Your goal
Search the entries for the word "artist". Copy every line where it turns up.

Provided data
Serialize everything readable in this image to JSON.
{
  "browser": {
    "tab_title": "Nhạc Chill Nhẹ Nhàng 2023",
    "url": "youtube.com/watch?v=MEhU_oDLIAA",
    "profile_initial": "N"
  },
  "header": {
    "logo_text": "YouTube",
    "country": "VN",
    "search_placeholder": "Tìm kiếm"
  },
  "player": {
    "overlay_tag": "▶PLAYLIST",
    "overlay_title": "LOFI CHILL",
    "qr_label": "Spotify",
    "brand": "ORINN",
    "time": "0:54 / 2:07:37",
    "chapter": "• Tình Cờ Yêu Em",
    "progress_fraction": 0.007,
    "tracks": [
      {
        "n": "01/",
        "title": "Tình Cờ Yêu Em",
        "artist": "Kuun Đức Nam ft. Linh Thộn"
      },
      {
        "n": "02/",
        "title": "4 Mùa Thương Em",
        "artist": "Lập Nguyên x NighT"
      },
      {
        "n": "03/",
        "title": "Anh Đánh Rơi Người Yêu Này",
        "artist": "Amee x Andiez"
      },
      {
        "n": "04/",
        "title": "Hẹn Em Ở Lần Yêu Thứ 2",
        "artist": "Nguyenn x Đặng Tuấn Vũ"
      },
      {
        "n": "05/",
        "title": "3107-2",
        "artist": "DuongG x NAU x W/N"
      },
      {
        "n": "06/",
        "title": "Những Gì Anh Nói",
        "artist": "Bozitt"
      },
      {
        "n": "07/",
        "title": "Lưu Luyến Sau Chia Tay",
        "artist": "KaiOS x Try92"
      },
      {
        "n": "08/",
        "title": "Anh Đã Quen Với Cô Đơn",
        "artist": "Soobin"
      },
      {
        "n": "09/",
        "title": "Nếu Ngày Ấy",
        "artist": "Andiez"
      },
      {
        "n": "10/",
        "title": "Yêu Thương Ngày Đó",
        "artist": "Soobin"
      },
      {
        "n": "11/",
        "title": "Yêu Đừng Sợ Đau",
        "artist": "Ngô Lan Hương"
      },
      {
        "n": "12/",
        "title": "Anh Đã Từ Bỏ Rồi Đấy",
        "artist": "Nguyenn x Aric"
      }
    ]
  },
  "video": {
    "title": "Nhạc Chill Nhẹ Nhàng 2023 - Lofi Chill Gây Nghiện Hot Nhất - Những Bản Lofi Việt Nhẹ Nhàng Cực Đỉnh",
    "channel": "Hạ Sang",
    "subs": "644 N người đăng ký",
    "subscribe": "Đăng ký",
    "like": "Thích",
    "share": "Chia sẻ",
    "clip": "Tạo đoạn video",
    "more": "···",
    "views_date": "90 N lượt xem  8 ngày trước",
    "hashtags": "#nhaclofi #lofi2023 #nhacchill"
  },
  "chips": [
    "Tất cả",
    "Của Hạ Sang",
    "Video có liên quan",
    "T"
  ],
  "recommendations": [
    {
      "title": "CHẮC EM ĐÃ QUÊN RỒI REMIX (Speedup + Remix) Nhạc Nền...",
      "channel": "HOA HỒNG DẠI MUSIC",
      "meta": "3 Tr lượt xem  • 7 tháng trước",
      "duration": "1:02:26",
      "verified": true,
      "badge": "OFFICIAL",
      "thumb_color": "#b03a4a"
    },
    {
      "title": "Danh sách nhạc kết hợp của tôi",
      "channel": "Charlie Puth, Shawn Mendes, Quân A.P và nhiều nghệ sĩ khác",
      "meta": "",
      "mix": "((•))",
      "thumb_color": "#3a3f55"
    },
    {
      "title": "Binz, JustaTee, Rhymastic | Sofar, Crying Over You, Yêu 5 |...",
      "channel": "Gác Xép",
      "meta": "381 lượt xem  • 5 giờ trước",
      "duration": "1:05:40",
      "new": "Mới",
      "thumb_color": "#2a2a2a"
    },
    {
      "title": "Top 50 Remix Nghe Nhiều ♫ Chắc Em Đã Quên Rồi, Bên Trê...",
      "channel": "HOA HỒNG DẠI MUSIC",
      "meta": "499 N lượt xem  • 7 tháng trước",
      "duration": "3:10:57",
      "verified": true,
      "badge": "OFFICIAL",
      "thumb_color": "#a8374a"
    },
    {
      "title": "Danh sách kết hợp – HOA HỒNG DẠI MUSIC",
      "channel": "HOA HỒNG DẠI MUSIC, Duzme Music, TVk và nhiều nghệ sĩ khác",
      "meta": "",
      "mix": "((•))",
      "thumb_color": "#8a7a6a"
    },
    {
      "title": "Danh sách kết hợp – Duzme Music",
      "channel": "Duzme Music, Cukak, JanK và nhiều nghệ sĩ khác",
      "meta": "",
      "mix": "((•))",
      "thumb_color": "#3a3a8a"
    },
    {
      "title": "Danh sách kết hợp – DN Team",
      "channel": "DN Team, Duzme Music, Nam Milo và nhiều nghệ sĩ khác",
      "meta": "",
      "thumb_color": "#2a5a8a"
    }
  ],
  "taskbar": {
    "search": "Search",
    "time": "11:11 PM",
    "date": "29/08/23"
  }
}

Result below
        "artist": "Kuun Đức Nam ft. Linh Thộn"
        "artist": "Lập Nguyên x NighT"
        "artist": "Amee x Andiez"
        "artist": "Nguyenn x Đặng Tuấn Vũ"
        "artist": "DuongG x NAU x W/N"
        "artist": "Bozitt"
        "artist": "KaiOS x Try92"
        "artist": "Soobin"
        "artist": "Andiez"
        "artist": "Soobin"
        "artist": "Ngô Lan Hương"
        "artist": "Nguyenn x Aric"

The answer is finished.